(Input records Opens)

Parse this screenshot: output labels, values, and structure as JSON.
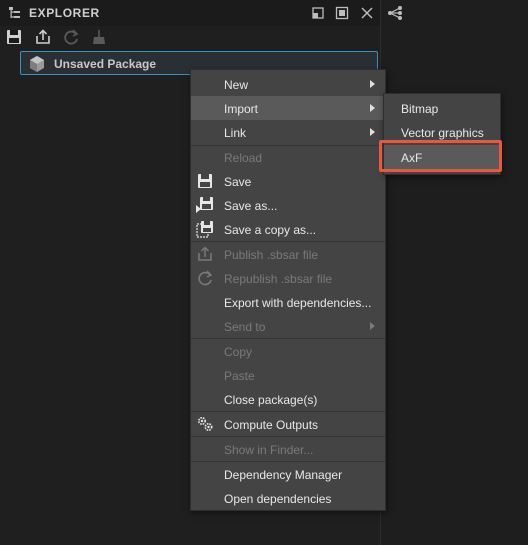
{
  "panel": {
    "title": "EXPLORER",
    "icons": [
      "tree-icon",
      "restore-icon",
      "maximize-icon",
      "close-icon"
    ]
  },
  "toolbar": {
    "icons": [
      "save-icon",
      "publish-icon",
      "republish-icon",
      "clean-icon"
    ]
  },
  "package": {
    "label": "Unsaved Package",
    "icon": "package-cube-icon"
  },
  "context_menu": {
    "items": [
      {
        "label": "New",
        "submenu": true,
        "enabled": true
      },
      {
        "label": "Import",
        "submenu": true,
        "enabled": true,
        "active": true
      },
      {
        "label": "Link",
        "submenu": true,
        "enabled": true
      },
      {
        "label": "Reload",
        "enabled": false
      },
      {
        "label": "Save",
        "enabled": true,
        "icon": "save-icon"
      },
      {
        "label": "Save as...",
        "enabled": true,
        "icon": "save-as-icon"
      },
      {
        "label": "Save a copy as...",
        "enabled": true,
        "icon": "save-copy-icon"
      },
      {
        "label": "Publish .sbsar file",
        "enabled": false,
        "icon": "publish-icon"
      },
      {
        "label": "Republish .sbsar file",
        "enabled": false,
        "icon": "republish-icon"
      },
      {
        "label": "Export with dependencies...",
        "enabled": true
      },
      {
        "label": "Send to",
        "submenu": true,
        "enabled": false
      },
      {
        "label": "Copy",
        "enabled": false
      },
      {
        "label": "Paste",
        "enabled": false
      },
      {
        "label": "Close package(s)",
        "enabled": true
      },
      {
        "label": "Compute Outputs",
        "enabled": true,
        "icon": "gears-icon"
      },
      {
        "label": "Show in Finder...",
        "enabled": false
      },
      {
        "label": "Dependency Manager",
        "enabled": true
      },
      {
        "label": "Open dependencies",
        "enabled": true
      }
    ]
  },
  "import_submenu": {
    "items": [
      {
        "label": "Bitmap"
      },
      {
        "label": "Vector graphics"
      },
      {
        "label": "AxF",
        "selected": true
      }
    ]
  },
  "colors": {
    "highlight": "#e9573f",
    "selection_border": "#3a8fc4",
    "menu_bg": "#444444"
  }
}
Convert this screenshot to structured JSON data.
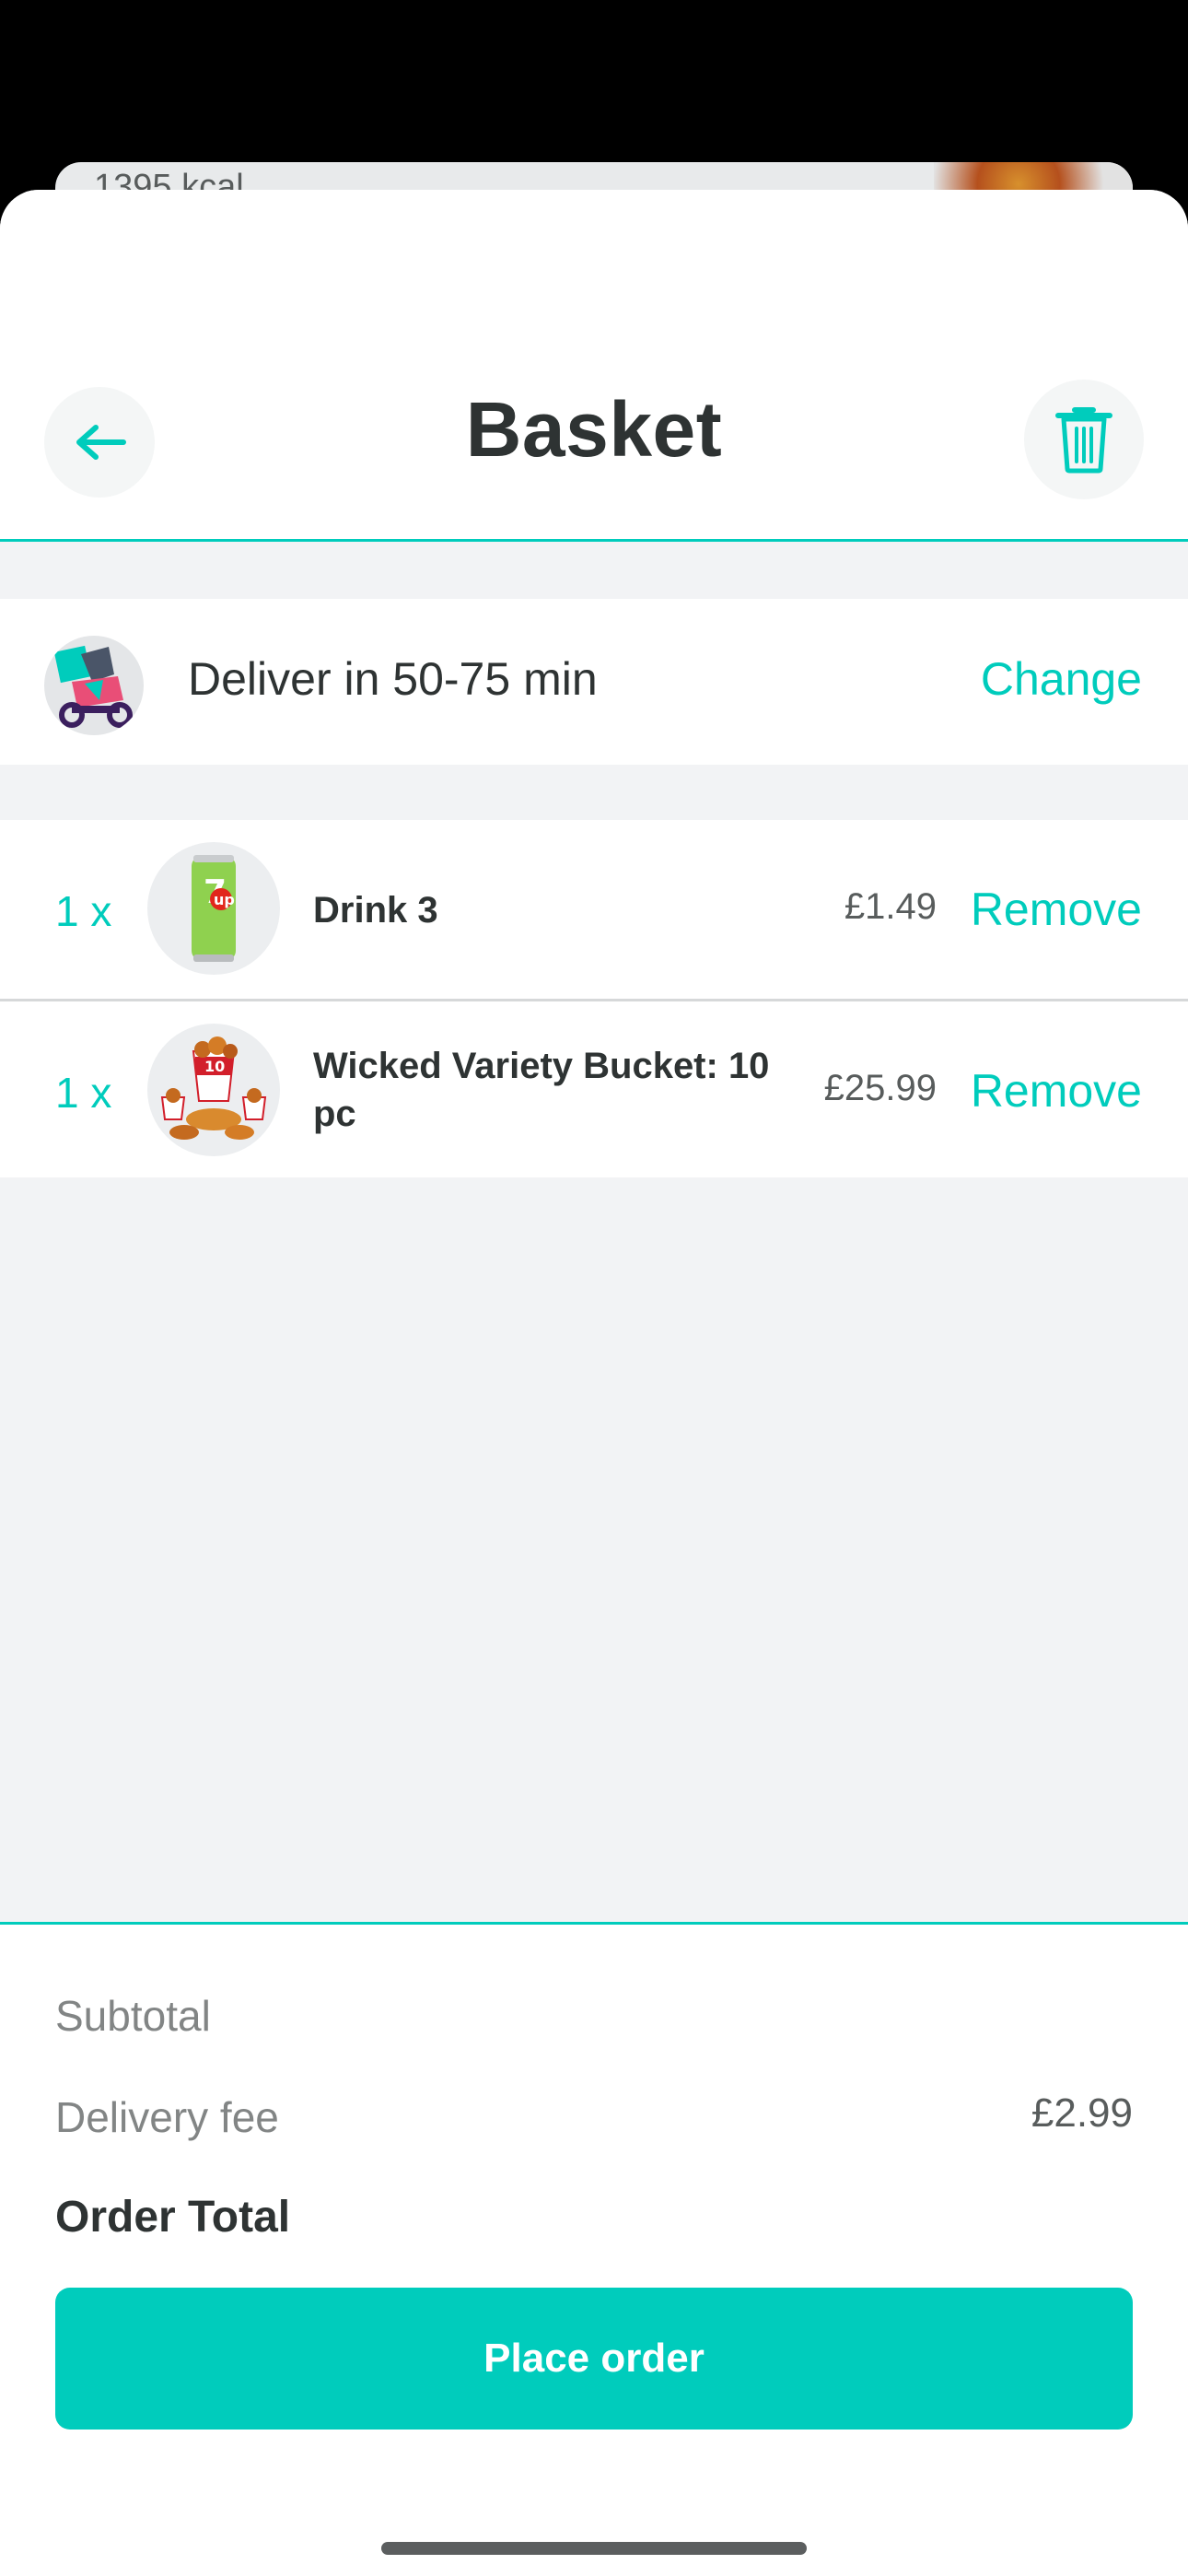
{
  "background_peek": {
    "kcal": "1395 kcal"
  },
  "header": {
    "title": "Basket"
  },
  "delivery": {
    "text": "Deliver in 50-75 min",
    "change_label": "Change"
  },
  "items": [
    {
      "qty": "1 x",
      "name": "Drink 3",
      "price": "£1.49",
      "remove_label": "Remove",
      "thumb_icon": "drink-can-icon"
    },
    {
      "qty": "1 x",
      "name": "Wicked Variety Bucket: 10 pc",
      "price": "£25.99",
      "remove_label": "Remove",
      "thumb_icon": "chicken-bucket-icon"
    }
  ],
  "summary": {
    "subtotal_label": "Subtotal",
    "delivery_fee_label": "Delivery fee",
    "delivery_fee_value": "£2.99",
    "order_total_label": "Order Total"
  },
  "actions": {
    "place_order_label": "Place order"
  },
  "colors": {
    "accent": "#00ccbc",
    "text": "#2e3333",
    "muted": "#828585",
    "background": "#f2f3f5"
  }
}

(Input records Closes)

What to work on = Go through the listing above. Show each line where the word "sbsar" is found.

Written solution =
        "label": "Publish .sbsar file",
        "label": "Republish .sbsar file",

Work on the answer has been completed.